Fulani Filot

Well-known member
Jul 11, 2015
I'm just wondering...out of curiosity especially over the issue of junk file management and speeding-up file access times. I'm not well informed on this issue hence my assumption that Android may have this bit in common with Windows.


Retired Moderator
Feb 12, 2012
That would be like defragging RAM - the situation is the same whether the data is transient or permanent. (That's why people - even manufacturers - call Android storage "memory". Ir's flash memory, used as permanent storage.) The pointer to storage has to change anyway, and changing it from block 1 to block 2, or block 1 to block 5 million, takes the same amount of time. Skewing a disk head all over the platter when a file is badly fragmented is time you'd notice without a stopwatch.


Q&A Team
Jul 7, 2013
@josedihego Except it's not really needed. Phones use solid-state storage, chips.

Defragmenting was a thing on platter disk drives because it reduced the need of the mechanicals to move all over the platters to find all the parts of a file. File access times in those cases decreased after defragmenting because all parts of each file were lined up so the mechanicals didn't need to move unnecessarily to find all the file parts.

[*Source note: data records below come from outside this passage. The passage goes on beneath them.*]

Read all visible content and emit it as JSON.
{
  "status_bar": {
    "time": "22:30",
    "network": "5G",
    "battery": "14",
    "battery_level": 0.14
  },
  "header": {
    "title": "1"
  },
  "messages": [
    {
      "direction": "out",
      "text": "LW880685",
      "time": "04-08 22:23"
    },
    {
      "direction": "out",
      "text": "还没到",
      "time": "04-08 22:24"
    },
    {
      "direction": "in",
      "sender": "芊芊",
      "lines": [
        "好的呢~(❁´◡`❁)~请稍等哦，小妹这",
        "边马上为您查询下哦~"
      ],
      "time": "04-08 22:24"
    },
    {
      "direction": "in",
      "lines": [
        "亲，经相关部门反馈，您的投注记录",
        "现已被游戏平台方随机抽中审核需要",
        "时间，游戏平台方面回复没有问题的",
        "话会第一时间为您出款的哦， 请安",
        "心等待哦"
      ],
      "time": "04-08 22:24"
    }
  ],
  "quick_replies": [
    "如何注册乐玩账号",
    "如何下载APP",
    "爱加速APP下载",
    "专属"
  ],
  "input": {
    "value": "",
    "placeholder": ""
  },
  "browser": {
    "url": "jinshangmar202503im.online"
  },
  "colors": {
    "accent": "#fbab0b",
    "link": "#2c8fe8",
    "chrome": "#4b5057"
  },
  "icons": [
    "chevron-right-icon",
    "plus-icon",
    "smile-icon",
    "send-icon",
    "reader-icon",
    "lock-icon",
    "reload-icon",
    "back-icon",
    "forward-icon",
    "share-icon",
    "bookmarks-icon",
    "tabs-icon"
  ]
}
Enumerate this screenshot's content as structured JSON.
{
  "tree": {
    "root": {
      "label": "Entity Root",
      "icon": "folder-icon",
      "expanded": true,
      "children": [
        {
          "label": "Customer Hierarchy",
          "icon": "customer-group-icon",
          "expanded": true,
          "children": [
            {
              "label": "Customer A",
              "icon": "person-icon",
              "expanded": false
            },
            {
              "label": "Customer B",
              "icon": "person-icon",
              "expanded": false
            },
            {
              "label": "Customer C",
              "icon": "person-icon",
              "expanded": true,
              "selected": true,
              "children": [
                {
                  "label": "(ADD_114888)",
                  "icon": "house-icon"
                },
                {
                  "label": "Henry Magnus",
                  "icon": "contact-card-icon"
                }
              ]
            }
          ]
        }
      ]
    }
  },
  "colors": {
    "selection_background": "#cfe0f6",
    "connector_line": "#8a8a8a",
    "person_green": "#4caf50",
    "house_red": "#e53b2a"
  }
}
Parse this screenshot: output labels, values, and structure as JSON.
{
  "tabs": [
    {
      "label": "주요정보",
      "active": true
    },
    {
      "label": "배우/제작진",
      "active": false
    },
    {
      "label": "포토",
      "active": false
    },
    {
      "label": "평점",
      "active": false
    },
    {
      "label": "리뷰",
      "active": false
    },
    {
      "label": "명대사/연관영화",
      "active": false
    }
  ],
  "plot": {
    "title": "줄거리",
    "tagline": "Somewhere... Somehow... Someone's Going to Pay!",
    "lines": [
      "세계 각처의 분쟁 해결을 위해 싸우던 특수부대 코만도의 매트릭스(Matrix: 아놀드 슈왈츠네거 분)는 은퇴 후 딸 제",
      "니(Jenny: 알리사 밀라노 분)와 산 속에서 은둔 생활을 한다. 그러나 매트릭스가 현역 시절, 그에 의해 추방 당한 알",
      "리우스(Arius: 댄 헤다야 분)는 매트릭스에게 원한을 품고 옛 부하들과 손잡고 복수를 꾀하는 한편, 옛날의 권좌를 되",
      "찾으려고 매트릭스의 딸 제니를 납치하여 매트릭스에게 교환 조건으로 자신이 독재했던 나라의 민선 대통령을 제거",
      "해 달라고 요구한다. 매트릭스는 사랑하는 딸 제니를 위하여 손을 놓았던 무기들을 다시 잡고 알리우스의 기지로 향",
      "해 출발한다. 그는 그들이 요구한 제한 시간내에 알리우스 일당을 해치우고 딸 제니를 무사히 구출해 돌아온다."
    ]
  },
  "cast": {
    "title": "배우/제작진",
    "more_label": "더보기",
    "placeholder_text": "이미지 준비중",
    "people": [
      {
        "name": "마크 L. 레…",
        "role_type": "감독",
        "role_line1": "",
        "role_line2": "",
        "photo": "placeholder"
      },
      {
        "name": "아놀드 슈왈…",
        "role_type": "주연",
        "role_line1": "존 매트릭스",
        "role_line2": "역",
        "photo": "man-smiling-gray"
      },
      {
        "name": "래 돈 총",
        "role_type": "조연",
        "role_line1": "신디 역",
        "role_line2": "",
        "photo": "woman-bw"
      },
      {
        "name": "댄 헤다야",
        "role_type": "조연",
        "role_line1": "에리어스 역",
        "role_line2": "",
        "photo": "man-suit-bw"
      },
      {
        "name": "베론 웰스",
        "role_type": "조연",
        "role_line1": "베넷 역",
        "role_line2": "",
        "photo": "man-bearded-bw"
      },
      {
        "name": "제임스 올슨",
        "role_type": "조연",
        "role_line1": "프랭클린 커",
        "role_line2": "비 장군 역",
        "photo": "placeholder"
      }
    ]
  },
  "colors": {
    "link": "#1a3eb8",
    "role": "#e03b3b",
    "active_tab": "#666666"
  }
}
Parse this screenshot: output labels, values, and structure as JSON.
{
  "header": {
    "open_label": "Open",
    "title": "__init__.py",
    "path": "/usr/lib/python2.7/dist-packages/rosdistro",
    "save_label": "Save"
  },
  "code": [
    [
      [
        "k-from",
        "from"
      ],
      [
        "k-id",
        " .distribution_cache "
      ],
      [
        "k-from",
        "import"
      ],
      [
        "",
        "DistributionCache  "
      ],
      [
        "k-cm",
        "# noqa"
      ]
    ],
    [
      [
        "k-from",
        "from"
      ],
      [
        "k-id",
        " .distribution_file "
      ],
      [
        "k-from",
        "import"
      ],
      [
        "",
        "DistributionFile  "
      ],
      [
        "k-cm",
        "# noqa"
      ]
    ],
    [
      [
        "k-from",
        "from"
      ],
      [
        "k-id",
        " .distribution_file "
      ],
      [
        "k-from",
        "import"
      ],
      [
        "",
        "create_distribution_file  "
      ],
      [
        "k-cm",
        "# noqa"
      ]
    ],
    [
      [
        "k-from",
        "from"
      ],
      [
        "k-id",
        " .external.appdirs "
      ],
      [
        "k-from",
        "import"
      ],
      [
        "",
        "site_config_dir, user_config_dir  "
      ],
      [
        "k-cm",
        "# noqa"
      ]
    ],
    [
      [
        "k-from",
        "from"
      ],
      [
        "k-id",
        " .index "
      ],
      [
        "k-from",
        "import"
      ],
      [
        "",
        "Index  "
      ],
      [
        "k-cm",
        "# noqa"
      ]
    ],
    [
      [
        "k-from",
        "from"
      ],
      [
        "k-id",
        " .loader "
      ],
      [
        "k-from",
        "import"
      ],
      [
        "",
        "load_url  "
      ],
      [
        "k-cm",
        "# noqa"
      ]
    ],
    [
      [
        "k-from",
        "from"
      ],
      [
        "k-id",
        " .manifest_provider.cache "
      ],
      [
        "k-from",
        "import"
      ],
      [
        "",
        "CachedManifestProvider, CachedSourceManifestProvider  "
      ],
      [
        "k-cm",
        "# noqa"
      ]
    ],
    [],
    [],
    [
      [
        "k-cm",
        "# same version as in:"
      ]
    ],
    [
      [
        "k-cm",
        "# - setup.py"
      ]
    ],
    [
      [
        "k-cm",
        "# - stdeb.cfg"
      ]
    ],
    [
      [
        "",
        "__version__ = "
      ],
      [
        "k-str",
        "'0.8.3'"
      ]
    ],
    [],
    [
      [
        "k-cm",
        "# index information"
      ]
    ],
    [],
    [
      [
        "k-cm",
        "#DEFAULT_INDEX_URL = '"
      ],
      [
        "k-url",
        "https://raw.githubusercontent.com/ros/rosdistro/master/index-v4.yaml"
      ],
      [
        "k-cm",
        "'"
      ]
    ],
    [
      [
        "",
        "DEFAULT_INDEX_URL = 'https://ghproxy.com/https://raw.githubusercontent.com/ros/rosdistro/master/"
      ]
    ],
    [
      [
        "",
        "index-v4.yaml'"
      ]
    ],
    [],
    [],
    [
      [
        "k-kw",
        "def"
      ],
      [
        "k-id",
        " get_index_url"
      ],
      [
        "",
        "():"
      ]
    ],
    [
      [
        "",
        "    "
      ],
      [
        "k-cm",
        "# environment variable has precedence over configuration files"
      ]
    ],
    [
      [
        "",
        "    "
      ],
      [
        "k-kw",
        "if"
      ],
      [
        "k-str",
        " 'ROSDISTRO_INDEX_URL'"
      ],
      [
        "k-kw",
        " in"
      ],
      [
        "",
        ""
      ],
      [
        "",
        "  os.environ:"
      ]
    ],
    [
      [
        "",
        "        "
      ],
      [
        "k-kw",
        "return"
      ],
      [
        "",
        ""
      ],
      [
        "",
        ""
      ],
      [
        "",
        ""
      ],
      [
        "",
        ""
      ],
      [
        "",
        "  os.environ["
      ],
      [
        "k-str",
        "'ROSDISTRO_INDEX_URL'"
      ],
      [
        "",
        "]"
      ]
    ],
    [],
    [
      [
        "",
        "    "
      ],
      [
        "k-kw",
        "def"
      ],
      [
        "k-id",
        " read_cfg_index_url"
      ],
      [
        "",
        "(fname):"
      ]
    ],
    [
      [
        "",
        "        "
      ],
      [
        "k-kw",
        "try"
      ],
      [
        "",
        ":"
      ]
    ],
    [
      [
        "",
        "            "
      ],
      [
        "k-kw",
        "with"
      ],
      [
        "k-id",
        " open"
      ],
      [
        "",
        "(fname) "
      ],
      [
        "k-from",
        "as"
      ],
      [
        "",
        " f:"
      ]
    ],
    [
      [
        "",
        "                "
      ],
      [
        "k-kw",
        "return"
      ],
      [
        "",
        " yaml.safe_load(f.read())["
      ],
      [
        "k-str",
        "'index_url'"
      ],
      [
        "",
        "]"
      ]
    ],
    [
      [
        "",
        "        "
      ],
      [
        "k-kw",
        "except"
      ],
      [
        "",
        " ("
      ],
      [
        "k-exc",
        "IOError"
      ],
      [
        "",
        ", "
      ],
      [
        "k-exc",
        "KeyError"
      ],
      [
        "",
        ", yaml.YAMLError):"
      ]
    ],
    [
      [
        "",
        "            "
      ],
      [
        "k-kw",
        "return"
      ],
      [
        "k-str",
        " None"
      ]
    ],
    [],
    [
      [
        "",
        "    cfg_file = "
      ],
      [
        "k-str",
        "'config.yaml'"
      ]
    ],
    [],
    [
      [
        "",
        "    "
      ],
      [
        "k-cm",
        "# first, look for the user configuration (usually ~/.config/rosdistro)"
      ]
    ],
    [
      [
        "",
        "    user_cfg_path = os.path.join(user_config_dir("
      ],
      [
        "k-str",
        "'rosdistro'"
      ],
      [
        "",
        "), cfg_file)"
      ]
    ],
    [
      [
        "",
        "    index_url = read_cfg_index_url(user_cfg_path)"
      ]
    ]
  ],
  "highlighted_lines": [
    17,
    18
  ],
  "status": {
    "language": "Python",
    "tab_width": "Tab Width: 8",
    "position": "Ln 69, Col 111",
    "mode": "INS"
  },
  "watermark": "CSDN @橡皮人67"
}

On solid-state storage, there are no moving parts so file access is the same speed no matter if the files are fragmented or not, or if there IS a speed decrease it's negligible.